## BRIEF
List each line of the data in which the string "materials" appears.

———

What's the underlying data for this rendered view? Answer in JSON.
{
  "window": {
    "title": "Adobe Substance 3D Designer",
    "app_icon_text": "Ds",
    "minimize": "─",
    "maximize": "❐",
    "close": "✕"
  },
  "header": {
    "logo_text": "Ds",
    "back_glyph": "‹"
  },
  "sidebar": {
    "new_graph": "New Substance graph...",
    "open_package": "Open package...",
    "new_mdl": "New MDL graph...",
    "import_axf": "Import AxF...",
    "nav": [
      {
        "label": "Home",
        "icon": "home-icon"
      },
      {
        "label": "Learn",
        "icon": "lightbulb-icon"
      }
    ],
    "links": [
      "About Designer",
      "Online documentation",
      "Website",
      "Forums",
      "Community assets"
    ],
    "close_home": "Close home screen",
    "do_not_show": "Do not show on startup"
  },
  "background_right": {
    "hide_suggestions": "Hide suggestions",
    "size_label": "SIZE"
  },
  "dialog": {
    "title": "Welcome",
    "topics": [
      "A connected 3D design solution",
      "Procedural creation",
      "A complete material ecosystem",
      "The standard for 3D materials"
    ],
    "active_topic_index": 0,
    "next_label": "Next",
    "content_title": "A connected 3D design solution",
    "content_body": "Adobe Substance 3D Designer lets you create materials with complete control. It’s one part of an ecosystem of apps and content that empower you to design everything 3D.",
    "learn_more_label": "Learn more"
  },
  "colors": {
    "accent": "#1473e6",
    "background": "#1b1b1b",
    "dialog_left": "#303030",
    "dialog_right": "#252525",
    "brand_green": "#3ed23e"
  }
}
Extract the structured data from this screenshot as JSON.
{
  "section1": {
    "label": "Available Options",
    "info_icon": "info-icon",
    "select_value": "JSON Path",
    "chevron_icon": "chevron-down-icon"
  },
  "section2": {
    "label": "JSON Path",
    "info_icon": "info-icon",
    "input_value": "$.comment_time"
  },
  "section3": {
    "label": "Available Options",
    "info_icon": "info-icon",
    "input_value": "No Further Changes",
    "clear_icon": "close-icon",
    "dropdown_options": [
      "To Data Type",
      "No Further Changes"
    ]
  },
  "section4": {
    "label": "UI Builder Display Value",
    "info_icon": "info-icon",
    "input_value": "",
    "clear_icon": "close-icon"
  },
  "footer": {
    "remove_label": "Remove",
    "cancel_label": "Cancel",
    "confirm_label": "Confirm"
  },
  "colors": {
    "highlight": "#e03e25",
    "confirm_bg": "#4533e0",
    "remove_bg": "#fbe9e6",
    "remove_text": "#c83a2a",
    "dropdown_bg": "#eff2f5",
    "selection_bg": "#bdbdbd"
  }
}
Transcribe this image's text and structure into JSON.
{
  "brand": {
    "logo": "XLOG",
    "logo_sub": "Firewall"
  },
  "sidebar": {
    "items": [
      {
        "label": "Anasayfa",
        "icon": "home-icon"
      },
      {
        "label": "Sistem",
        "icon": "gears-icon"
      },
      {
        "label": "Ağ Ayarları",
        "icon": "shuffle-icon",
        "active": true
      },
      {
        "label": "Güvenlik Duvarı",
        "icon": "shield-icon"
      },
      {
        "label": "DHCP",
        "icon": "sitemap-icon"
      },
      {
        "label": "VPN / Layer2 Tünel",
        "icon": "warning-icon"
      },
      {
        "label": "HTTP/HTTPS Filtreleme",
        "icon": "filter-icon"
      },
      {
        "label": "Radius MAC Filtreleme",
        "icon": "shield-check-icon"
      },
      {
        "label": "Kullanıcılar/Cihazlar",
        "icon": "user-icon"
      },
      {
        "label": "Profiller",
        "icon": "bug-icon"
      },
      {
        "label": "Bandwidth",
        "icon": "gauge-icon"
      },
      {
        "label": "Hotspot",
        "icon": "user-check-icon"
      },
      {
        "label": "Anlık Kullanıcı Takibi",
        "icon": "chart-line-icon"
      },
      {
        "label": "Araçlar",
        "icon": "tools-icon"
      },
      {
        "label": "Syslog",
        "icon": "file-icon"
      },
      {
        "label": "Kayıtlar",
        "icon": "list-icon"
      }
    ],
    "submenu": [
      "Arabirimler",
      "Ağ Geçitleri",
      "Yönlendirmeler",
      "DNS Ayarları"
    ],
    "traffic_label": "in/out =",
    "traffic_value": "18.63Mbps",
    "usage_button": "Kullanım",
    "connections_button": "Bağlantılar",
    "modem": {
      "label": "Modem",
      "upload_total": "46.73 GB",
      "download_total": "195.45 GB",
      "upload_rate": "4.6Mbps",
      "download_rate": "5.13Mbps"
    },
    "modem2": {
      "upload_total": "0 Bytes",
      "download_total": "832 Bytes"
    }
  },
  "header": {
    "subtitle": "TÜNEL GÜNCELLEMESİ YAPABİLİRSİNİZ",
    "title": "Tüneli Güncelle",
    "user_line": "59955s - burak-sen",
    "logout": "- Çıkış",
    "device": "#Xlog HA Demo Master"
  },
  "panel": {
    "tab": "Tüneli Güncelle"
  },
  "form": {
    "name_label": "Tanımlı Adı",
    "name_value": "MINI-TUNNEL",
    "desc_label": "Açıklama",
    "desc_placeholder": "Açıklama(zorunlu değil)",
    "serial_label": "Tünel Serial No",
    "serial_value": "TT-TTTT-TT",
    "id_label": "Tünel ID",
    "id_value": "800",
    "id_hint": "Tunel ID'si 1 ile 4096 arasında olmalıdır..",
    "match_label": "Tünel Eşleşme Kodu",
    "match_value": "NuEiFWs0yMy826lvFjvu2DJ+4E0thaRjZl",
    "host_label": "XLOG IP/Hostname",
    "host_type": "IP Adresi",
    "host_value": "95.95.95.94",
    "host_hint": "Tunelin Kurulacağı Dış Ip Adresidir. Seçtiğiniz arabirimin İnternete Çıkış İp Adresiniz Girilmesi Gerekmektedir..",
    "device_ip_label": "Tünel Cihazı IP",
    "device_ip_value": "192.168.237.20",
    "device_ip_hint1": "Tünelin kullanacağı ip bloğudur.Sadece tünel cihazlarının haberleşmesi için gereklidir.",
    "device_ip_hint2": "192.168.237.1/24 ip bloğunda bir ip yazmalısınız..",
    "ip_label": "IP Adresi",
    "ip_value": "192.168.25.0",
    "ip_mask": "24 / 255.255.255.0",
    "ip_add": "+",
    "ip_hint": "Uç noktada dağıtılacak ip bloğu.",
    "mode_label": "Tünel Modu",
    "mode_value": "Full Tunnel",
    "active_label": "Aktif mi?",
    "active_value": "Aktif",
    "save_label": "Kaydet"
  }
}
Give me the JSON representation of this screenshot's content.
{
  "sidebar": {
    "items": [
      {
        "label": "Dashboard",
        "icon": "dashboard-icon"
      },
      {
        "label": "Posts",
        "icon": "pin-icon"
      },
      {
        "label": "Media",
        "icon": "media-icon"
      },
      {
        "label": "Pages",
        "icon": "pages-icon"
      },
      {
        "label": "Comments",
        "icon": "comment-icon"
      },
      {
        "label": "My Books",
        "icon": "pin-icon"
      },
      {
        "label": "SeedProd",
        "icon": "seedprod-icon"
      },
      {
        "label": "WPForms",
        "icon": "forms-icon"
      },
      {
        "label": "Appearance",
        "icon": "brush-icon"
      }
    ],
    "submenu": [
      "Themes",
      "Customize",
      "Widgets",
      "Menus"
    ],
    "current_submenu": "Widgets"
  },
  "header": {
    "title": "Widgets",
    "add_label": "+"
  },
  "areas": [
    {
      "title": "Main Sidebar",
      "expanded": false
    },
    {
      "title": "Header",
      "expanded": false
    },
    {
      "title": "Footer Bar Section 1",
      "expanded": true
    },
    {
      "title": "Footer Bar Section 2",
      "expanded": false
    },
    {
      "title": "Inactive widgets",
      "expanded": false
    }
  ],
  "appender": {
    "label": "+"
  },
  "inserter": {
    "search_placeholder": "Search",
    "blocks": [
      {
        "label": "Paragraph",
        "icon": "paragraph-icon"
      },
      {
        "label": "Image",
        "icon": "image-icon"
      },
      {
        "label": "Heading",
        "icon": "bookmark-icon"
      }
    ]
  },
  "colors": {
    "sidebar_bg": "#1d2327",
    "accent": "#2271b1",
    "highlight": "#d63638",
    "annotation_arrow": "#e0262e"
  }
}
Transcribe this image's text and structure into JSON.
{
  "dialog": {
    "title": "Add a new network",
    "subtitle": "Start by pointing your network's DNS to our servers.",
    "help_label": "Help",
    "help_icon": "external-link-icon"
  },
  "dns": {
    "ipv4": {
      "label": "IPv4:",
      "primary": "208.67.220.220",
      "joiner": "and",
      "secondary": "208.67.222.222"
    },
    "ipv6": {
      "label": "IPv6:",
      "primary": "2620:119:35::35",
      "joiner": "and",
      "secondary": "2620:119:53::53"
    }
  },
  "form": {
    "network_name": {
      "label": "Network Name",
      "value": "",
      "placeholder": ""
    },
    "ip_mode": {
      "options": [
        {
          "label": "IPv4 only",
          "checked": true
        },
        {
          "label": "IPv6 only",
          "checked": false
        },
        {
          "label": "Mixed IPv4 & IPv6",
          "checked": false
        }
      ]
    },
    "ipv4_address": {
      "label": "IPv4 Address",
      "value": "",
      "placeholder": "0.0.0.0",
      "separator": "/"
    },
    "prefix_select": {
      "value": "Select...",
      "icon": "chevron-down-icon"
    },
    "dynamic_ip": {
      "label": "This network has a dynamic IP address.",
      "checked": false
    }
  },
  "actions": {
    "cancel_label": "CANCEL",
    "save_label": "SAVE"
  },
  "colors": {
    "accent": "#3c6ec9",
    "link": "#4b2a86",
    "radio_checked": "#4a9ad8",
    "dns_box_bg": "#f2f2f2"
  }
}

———

## RESPONSE
      "The standard for 3D materials"
    "content_body": "Adobe Substance 3D Designer lets you create materials with complete control. It’s one part of an ecosystem of apps and content that empower you to design everything 3D.",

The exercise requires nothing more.